Our weather has remained mainly mild with a few warm sunny days – much to the Asian Beetles delight. Nothing they like better than a warm sunny October day. The word on the street (remember Clam only has one!) is that the vacuums are busy once again trying to contain them. The end of the week saw cooler, cloudy days. That slowed them down some. Regardless, with quite a few fall colors to be seen, it’s been a good week.
MEETING REMINDER: The Clam Lake Community Club will hold their monthly meeting on Thursday, October 14th beginning at 5:00 pm. The meeting will be followed by a Pot Luck. Time to visit with friends and neighbors and enjoy some Bingo called by Master Bingo Caller Ace Griffaw.
ELK HUNT UPDATE: The first leg of the 2021 elk hunt will begin Saturday, October 16th running though November 14th. The harvest quota this year was decided, on the advice of the DNR, upon 8 bulls rather than than the 10 taken in previous years. Three of the tags were awarded to state hunters with the fourth raffled off by the Rocky Mountain Elk Foundation. The Ojibwe tribes will receive an allocation for the remaining four elk tags. Due to concerns over future elk generations the tribes forfeited their tags during last year’s hunt. It remains to be seen if they do the same this year. This hunt will only take place in the northern elk zone in parts of Ashland, Bayfield, Price, Rusk and Sawyer counties where the first restoration effort began with 25 elk from Michigan in 1995.We wish all the hunters a safe season.

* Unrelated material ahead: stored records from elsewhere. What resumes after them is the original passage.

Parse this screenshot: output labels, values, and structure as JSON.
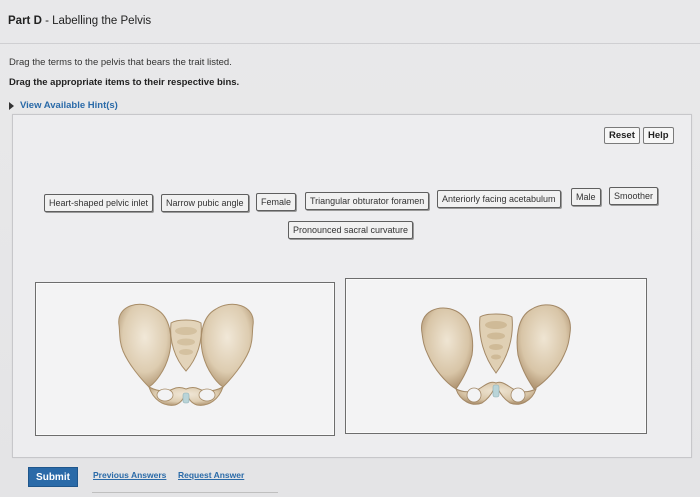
{
  "header": {
    "part_label": "Part D",
    "part_title": " - Labelling the Pelvis"
  },
  "instructions": {
    "line1": "Drag the terms to the pelvis that bears the trait listed.",
    "line2": "Drag the appropriate items to their respective bins.",
    "hints_link": "View Available Hint(s)"
  },
  "toolbar": {
    "reset_label": "Reset",
    "help_label": "Help"
  },
  "terms": [
    "Heart-shaped pelvic inlet",
    "Narrow pubic angle",
    "Female",
    "Triangular obturator foramen",
    "Anteriorly facing acetabulum",
    "Male",
    "Smoother",
    "Pronounced sacral curvature"
  ],
  "footer": {
    "submit_label": "Submit",
    "previous_answers_label": "Previous Answers",
    "request_answer_label": "Request Answer"
  },
  "colors": {
    "accent": "#2a6aa8",
    "bone": "#e6d9c3",
    "bone_shadow": "#b89f7d"
  }
}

MEAT RAFFLE: The Clam Lake Forest Riders will hold a meat raffle at Ransom’s Place on Saturday October 16th running from 3:00 to 5:00 pm. Time to come out and support the snowmobile club and win some delicious meat into the bargain.
ROADSIDE TURKEYS: I recently spoke with wildlife biologist Josh Spiegel about the abundant clutches of turkeys that we see on the road sides in late summer and early Fall. Turkeys, like chickens, need to eat gravel for their gizzards. The stones, once in the gizzard, aid in the digestion of hard food items in much the same process that we see in chickens. Josh stated that when conditions are on the wet side turkeys tend to hang around wet areas such as ponds, etc. where they can feast on tadpoles, worms and other small aquatic life. In summers that are dry, such as this one has been, those feeding areas disappear so they tend to head towards roads where they find grasses and grains to eat along with the much needed gravel. He also informed me that if a hen has a successful brood in May she will not re-nest but, if she does not, she will breed again, lay more eggs and re-nest later in the summer. Hence we see various stages of chick development in the clutches. Thankfully, turkeys are “street smart” and seem to stay away from vehicles. Always fun to see them with their broods!
Once again, I will be “out of the office” next week so no news. See you soon!
Pictured is a bull elk caught on a Snapshot camera as he walks through the mighty Chequamegon.